Directions — Every entry is to be printed again precisely as given.
-----
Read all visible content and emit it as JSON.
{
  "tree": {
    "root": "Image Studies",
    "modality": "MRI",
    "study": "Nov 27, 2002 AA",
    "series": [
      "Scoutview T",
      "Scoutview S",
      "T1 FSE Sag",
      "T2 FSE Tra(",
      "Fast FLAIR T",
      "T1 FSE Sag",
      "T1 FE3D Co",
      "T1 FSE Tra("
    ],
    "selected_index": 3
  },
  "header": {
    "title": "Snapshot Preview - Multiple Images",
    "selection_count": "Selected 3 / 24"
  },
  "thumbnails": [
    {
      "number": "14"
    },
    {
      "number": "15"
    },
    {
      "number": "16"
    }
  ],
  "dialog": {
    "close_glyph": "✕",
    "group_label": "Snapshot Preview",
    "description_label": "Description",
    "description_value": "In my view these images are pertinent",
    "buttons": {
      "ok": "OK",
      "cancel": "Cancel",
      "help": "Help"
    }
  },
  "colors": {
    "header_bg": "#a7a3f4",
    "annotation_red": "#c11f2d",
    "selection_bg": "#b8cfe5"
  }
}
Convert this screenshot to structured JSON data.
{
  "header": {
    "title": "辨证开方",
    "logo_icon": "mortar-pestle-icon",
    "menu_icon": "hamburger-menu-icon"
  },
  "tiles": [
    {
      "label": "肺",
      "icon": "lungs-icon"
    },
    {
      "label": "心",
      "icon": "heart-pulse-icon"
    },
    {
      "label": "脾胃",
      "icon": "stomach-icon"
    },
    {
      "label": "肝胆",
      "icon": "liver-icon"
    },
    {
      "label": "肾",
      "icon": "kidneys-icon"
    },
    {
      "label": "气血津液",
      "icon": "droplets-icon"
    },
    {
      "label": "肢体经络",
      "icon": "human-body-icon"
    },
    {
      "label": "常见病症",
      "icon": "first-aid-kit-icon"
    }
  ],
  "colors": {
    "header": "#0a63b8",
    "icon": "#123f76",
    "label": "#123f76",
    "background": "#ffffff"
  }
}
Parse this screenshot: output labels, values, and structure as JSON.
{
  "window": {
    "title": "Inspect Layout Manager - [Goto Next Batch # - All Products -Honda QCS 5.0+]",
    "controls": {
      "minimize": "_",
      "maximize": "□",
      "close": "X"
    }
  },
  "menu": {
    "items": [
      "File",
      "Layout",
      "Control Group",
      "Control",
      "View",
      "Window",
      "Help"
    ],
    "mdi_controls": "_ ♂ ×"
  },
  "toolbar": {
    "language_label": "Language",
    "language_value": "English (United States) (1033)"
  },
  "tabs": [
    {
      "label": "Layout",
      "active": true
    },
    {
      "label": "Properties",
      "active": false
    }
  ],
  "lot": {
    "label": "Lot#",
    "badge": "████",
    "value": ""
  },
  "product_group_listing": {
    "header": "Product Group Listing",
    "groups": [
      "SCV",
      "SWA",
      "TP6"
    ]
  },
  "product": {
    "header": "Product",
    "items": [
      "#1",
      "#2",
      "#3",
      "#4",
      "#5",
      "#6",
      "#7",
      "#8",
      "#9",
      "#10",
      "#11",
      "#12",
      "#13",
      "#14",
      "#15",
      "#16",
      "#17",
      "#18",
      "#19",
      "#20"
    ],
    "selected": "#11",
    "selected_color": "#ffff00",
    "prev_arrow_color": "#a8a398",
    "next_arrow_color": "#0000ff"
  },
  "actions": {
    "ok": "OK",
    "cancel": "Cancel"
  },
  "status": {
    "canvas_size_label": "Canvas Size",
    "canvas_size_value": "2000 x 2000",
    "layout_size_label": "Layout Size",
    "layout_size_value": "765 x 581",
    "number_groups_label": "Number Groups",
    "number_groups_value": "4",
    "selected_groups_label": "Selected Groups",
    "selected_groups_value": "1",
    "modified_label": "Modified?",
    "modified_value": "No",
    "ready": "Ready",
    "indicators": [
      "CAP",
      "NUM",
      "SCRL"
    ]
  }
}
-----
Answer box —
Read all visible content and emit it as JSON.
{
  "tree": {
    "root": "Image Studies",
    "modality": "MRI",
    "study": "Nov 27, 2002 AA",
    "series": [
      "Scoutview T",
      "Scoutview S",
      "T1 FSE Sag",
      "T2 FSE Tra(",
      "Fast FLAIR T",
      "T1 FSE Sag",
      "T1 FE3D Co",
      "T1 FSE Tra("
    ],
    "selected_index": 3
  },
  "header": {
    "title": "Snapshot Preview - Multiple Images",
    "selection_count": "Selected 3 / 24"
  },
  "thumbnails": [
    {
      "number": "14"
    },
    {
      "number": "15"
    },
    {
      "number": "16"
    }
  ],
  "dialog": {
    "close_glyph": "✕",
    "group_label": "Snapshot Preview",
    "description_label": "Description",
    "description_value": "In my view these images are pertinent",
    "buttons": {
      "ok": "OK",
      "cancel": "Cancel",
      "help": "Help"
    }
  },
  "colors": {
    "header_bg": "#a7a3f4",
    "annotation_red": "#c11f2d",
    "selection_bg": "#b8cfe5"
  }
}
Convert this screenshot to structured JSON data.
{
  "header": {
    "title": "辨证开方",
    "logo_icon": "mortar-pestle-icon",
    "menu_icon": "hamburger-menu-icon"
  },
  "tiles": [
    {
      "label": "肺",
      "icon": "lungs-icon"
    },
    {
      "label": "心",
      "icon": "heart-pulse-icon"
    },
    {
      "label": "脾胃",
      "icon": "stomach-icon"
    },
    {
      "label": "肝胆",
      "icon": "liver-icon"
    },
    {
      "label": "肾",
      "icon": "kidneys-icon"
    },
    {
      "label": "气血津液",
      "icon": "droplets-icon"
    },
    {
      "label": "肢体经络",
      "icon": "human-body-icon"
    },
    {
      "label": "常见病症",
      "icon": "first-aid-kit-icon"
    }
  ],
  "colors": {
    "header": "#0a63b8",
    "icon": "#123f76",
    "label": "#123f76",
    "background": "#ffffff"
  }
}
Parse this screenshot: output labels, values, and structure as JSON.
{
  "window": {
    "title": "Inspect Layout Manager - [Goto Next Batch # - All Products -Honda QCS 5.0+]",
    "controls": {
      "minimize": "_",
      "maximize": "□",
      "close": "X"
    }
  },
  "menu": {
    "items": [
      "File",
      "Layout",
      "Control Group",
      "Control",
      "View",
      "Window",
      "Help"
    ],
    "mdi_controls": "_ ♂ ×"
  },
  "toolbar": {
    "language_label": "Language",
    "language_value": "English (United States) (1033)"
  },
  "tabs": [
    {
      "label": "Layout",
      "active": true
    },
    {
      "label": "Properties",
      "active": false
    }
  ],
  "lot": {
    "label": "Lot#",
    "badge": "████",
    "value": ""
  },
  "product_group_listing": {
    "header": "Product Group Listing",
    "groups": [
      "SCV",
      "SWA",
      "TP6"
    ]
  },
  "product": {
    "header": "Product",
    "items": [
      "#1",
      "#2",
      "#3",
      "#4",
      "#5",
      "#6",
      "#7",
      "#8",
      "#9",
      "#10",
      "#11",
      "#12",
      "#13",
      "#14",
      "#15",
      "#16",
      "#17",
      "#18",
      "#19",
      "#20"
    ],
    "selected": "#11",
    "selected_color": "#ffff00",
    "prev_arrow_color": "#a8a398",
    "next_arrow_color": "#0000ff"
  },
  "actions": {
    "ok": "OK",
    "cancel": "Cancel"
  },
  "status": {
    "canvas_size_label": "Canvas Size",
    "canvas_size_value": "2000 x 2000",
    "layout_size_label": "Layout Size",
    "layout_size_value": "765 x 581",
    "number_groups_label": "Number Groups",
    "number_groups_value": "4",
    "selected_groups_label": "Selected Groups",
    "selected_groups_value": "1",
    "modified_label": "Modified?",
    "modified_value": "No",
    "ready": "Ready",
    "indicators": [
      "CAP",
      "NUM",
      "SCRL"
    ]
  }
}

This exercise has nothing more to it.